Quote of the Week

Great quote here today for you. This is just so true! Good advice. I have been saying a similar sort of thing to patients for years.

Many functional medicine patients arrive with their stamina for the process already used up. They’ve seen a dozen doctors. They’ve been feeling bad for a long time. They’re impatient. Their confidence level is low. They’re really hoping for some early indication that the plan you’re engaging together is going to work.

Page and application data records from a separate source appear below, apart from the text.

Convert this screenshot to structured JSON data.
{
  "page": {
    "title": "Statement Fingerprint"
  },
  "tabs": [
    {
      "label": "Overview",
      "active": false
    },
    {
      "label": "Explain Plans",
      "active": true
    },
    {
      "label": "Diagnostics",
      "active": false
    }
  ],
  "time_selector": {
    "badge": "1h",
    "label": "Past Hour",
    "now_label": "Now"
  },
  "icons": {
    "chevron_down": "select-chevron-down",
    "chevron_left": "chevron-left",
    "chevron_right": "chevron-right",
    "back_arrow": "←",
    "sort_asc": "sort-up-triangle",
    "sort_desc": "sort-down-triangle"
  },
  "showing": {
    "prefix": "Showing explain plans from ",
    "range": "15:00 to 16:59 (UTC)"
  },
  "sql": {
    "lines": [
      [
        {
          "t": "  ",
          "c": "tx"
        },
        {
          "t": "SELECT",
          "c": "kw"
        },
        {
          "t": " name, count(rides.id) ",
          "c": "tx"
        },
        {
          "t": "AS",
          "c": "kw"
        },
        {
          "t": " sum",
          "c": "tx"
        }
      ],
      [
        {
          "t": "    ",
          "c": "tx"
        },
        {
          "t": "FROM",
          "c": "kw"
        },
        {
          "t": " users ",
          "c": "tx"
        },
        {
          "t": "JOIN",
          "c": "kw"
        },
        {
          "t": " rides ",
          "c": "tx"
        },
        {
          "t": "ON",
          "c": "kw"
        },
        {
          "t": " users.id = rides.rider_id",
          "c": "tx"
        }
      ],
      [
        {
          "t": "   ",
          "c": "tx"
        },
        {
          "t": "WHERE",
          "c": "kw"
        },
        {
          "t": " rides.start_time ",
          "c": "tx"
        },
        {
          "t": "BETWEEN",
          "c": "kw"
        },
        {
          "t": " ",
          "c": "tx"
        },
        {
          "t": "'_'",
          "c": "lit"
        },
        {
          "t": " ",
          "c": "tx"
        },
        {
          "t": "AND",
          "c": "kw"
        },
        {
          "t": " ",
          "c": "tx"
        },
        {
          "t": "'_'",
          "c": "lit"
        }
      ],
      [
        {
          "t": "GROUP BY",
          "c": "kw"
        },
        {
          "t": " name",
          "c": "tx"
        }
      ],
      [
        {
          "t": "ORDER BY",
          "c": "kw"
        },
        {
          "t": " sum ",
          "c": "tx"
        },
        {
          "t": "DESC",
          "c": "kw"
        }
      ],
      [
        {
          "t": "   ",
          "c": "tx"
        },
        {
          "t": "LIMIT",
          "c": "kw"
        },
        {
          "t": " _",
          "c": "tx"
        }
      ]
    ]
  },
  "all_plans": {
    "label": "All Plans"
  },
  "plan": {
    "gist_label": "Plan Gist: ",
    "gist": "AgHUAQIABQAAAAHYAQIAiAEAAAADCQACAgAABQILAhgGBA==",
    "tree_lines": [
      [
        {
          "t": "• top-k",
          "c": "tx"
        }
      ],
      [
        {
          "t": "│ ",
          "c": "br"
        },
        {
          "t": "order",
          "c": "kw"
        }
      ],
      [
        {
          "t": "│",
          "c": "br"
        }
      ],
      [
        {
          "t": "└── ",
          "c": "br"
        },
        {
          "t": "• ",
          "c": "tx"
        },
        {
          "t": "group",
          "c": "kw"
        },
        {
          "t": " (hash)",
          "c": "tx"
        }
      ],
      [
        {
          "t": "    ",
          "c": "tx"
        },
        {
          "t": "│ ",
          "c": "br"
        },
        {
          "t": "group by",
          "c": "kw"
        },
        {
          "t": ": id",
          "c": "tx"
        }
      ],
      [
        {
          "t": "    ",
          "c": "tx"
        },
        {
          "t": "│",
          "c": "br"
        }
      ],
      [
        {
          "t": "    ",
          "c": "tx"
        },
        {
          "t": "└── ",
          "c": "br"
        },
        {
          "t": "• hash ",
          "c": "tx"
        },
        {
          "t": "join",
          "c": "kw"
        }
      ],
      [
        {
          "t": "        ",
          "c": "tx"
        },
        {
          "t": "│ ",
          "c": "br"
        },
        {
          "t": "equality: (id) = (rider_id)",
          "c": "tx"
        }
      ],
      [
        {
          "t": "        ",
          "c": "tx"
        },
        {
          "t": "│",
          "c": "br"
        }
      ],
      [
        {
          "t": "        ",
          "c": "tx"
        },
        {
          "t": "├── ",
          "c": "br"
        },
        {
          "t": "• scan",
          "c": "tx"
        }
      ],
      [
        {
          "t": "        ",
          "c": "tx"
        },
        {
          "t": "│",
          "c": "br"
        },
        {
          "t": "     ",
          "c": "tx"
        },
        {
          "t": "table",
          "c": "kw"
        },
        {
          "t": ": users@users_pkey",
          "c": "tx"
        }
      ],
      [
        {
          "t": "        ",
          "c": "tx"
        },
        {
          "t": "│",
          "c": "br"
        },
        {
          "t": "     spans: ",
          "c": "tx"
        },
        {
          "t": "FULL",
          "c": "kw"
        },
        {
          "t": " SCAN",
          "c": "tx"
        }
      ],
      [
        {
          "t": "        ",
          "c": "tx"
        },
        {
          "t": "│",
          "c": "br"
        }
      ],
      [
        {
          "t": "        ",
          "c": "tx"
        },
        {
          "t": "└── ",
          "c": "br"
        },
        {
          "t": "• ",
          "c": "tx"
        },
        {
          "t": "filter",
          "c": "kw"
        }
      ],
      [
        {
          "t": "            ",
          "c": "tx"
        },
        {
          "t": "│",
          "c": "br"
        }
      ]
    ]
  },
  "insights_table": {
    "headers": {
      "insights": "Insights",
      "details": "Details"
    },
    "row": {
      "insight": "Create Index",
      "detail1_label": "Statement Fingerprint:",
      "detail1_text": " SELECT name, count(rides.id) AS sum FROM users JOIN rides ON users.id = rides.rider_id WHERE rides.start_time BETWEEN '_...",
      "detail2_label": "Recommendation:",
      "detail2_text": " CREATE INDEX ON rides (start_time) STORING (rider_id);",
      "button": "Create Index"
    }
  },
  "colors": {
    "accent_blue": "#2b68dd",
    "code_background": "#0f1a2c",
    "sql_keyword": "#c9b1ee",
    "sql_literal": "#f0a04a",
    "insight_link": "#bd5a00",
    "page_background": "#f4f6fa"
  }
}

In many cases, their feeling of urgent need can start to intrude into the clinician-patient interaction. In particular, the patient will often feel that they need to impress upon the clinician how bad they feel, how urgently they need to see improvement, and how anxious they are about the process. They express this urgency in the way they talk, in the way they emote, and in how they hold themselves physically. All these facets of their expression of the experience of their illness can be sources of enormous stress. This is what I often tell them.

I’m going to hold the urgency for both of us, so you can relax. Your job is to be patient. It’s taken you a long time to get into this situation. There are a lot of components to the biology of what’s going on in your case. We need to manage the process in stages, so that the process can feel manageable to you and especially so that we can increase the likelihood of success.

But being patient is your job. I don’t for a moment want you to think I’m going to be patient. I’m going to hold the urgency for both of us. You just settle in and do great work on your side of the collaboration. That will allow you to be less anxious. You don’t need to worry that I don’t get it. I get that you feel bad. I get that it’s been a long time. I get that you feel urgent about wanting to see improvement. That all makes complete sense to me and I’m on board for doing that work with you. So, while you’re doing your work at a steady pace, I’ll be thinking, “Peggy has to get better as fast as possible. How can I help her move the process forward faster?”

In my experience, when I let the patient know that I’m acknowledging their feeling of urgency, acknowledging that they feel bad and are hoping for a good outcome soon, they don’t feel like they have to hold it all themselves. And, perhaps most importantly, they don’t have to emote it at me, as a way to try to get me moving. When I make it clear that I’m fully onboard and holding the urgency for both of us, they calm down. When they calm down, their stress chemistry is reduced. This reduces their inflammation and other stress-related issues. The tide starts to turn before you’ve even done any treatment, just from this step. It can still be a long road, but you’ve started the process well.

Dr Yanuck

2 Replies to “Quote of the Week”

    1. Yes, I should have it written down on a laminated sheet and give it to patients lol! I saw another one yesterday where you had to agree before applying for a consultation that you may need to work for 1-3 years (this was on MCAS), are you OK with that? Managing expectations, if a little scary – and expensive!!

Leave a Reply